§ **PROBLEM TO SOLVE**
The expected output is every entry below, exact in every character.

Web page and app entries
**********

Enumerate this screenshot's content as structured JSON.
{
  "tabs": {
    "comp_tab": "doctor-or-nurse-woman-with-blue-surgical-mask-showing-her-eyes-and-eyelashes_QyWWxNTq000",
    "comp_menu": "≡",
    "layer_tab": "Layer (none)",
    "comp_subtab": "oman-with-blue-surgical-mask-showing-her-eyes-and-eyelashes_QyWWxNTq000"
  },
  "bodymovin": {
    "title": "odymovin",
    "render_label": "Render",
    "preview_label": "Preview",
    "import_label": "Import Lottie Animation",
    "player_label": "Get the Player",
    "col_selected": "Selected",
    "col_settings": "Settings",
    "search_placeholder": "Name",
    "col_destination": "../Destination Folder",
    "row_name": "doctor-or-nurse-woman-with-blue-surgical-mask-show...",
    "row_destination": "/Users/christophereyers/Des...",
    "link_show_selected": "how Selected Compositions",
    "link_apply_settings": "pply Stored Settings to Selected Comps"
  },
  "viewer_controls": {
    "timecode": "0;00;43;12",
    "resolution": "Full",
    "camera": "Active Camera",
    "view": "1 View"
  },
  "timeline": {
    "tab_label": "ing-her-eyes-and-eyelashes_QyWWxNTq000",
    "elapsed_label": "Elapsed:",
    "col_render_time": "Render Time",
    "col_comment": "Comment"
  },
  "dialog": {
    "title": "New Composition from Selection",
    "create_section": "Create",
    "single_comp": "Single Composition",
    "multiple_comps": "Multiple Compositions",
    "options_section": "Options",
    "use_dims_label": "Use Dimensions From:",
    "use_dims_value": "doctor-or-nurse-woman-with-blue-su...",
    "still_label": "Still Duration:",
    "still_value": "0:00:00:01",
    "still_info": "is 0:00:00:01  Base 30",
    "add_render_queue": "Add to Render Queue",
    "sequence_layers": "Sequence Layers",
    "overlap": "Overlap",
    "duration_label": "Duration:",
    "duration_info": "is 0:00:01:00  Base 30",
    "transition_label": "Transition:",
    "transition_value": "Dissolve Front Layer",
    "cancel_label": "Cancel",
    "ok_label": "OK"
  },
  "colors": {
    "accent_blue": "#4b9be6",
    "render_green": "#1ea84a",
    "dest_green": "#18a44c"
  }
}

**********

§ **YOUR SOLUTION**
Enumerate this screenshot's content as structured JSON.
{
  "tabs": {
    "comp_tab": "doctor-or-nurse-woman-with-blue-surgical-mask-showing-her-eyes-and-eyelashes_QyWWxNTq000",
    "comp_menu": "≡",
    "layer_tab": "Layer (none)",
    "comp_subtab": "oman-with-blue-surgical-mask-showing-her-eyes-and-eyelashes_QyWWxNTq000"
  },
  "bodymovin": {
    "title": "odymovin",
    "render_label": "Render",
    "preview_label": "Preview",
    "import_label": "Import Lottie Animation",
    "player_label": "Get the Player",
    "col_selected": "Selected",
    "col_settings": "Settings",
    "search_placeholder": "Name",
    "col_destination": "../Destination Folder",
    "row_name": "doctor-or-nurse-woman-with-blue-surgical-mask-show...",
    "row_destination": "/Users/christophereyers/Des...",
    "link_show_selected": "how Selected Compositions",
    "link_apply_settings": "pply Stored Settings to Selected Comps"
  },
  "viewer_controls": {
    "timecode": "0;00;43;12",
    "resolution": "Full",
    "camera": "Active Camera",
    "view": "1 View"
  },
  "timeline": {
    "tab_label": "ing-her-eyes-and-eyelashes_QyWWxNTq000",
    "elapsed_label": "Elapsed:",
    "col_render_time": "Render Time",
    "col_comment": "Comment"
  },
  "dialog": {
    "title": "New Composition from Selection",
    "create_section": "Create",
    "single_comp": "Single Composition",
    "multiple_comps": "Multiple Compositions",
    "options_section": "Options",
    "use_dims_label": "Use Dimensions From:",
    "use_dims_value": "doctor-or-nurse-woman-with-blue-su...",
    "still_label": "Still Duration:",
    "still_value": "0:00:00:01",
    "still_info": "is 0:00:00:01  Base 30",
    "add_render_queue": "Add to Render Queue",
    "sequence_layers": "Sequence Layers",
    "overlap": "Overlap",
    "duration_label": "Duration:",
    "duration_info": "is 0:00:01:00  Base 30",
    "transition_label": "Transition:",
    "transition_value": "Dissolve Front Layer",
    "cancel_label": "Cancel",
    "ok_label": "OK"
  },
  "colors": {
    "accent_blue": "#4b9be6",
    "render_green": "#1ea84a",
    "dest_green": "#18a44c"
  }
}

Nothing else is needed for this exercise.